We do know something about how air-raid fire-watcher George Foster of number 69 was killed that night of a massive fire-bomb raid 10th-11th April 1941. He was standing in his front garden (or maybe ran from the adjacent alley into his front garden on seeing a fire) and was killed where he stood when a bomb landed feet away in the road.
He and his family owned a builders-yard which was up the alley by number 81 and some other properties along that part of the road. See the 1938 rate-payers list.
A resident at the time emails;
"In 1940 my future wife lived with parents at 65 Goosemoor Lane. This was adjacent to an alleyway which led up to garages and tennis courts."
(Still an alley there today of course)
"A nearby bomb shattered back windows of the house but in accordance with govt. instructions the glass was layered in sticky tape and no serious damage was done"
(Probably the bomb on Enstone Road on August 9th)
"On a later night when several people, out fire-watching in the road, were killed, number 65 suffered more damage - ceilings brought down, walls cracked, plaster dislodged and windows broken. The house was repairable but not habitable and they had to move in with a relative".
If you stand outside number 69 today (though the paving cracking is modern) you'll still see gouges in the pavement paving-stones from the bomb that killed George Foster.
For decades I've walked past that bit of pavement, as we all have, of course unaware of it's history, just one small reminder of one major Luftwaffe raid on the city.
Reminds me of the final line from the documentary `U-869 : Hitler's Lost Submarine' where for decades a U-boat believed sunk off Morocco is actually found to have been lying sunk off the coast of New Jersey, USA. The sister of one of the crew (born after the War) had later emigrated to the USA, for years unaware how close her dead brothers' submarine actually was;
"For most of us, World War Two exists only in photographs and moving pictures. Distant in time and place - but the cost of the war is still being paid today. By survivors, by relatives of those who lost their lives, by those who were only children at the time, and by some who were not even born when the storm was raging.
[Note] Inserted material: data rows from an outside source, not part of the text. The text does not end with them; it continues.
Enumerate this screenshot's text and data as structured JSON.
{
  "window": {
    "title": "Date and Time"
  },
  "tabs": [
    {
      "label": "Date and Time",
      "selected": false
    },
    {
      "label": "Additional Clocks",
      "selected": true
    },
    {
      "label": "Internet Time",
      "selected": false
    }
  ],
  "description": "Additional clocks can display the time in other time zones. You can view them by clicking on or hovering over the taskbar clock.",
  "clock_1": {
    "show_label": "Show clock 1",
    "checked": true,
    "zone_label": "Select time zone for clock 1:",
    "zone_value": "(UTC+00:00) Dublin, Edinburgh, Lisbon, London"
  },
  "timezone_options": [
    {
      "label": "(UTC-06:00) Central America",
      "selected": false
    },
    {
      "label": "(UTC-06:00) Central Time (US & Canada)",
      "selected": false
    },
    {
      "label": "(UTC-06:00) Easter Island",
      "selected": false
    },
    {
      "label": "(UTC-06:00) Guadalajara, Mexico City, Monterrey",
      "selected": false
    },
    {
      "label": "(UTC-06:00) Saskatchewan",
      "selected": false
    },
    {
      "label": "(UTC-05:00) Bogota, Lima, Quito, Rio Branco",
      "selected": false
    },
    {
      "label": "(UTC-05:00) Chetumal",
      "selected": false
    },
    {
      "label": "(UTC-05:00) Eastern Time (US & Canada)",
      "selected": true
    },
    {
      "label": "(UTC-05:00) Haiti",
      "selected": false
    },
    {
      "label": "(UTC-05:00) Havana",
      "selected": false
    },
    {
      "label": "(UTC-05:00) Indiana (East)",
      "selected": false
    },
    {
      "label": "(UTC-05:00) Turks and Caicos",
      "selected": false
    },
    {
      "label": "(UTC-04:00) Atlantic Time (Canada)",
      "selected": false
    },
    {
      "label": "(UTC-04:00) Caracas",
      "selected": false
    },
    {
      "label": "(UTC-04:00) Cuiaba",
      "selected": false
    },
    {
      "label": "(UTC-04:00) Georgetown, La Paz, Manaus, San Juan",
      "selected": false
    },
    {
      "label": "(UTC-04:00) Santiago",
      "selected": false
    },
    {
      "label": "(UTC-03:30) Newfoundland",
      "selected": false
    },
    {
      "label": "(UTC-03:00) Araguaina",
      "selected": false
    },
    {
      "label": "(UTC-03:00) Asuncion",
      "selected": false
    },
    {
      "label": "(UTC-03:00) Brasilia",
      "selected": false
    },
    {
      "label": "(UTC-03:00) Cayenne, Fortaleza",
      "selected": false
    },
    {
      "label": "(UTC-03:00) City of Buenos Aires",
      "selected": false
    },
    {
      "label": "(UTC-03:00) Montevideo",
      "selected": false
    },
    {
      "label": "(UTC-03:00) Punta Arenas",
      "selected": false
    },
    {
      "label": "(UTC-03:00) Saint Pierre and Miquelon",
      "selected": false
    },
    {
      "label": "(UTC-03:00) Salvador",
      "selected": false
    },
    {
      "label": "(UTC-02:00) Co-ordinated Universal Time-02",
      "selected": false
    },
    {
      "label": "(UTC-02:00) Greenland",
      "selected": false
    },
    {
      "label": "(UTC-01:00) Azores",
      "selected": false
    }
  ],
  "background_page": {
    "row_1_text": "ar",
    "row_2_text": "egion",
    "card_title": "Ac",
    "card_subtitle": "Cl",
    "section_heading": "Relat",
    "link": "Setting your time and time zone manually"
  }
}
Like U-869, the scars of the Second World War are still there, hidden beneath the surface, yet closer than we realise."
Goosemoor Lane WWII Casualty List
Birmingham Air Raids Remembrance Association (BARRA)
Goosemoor Lane History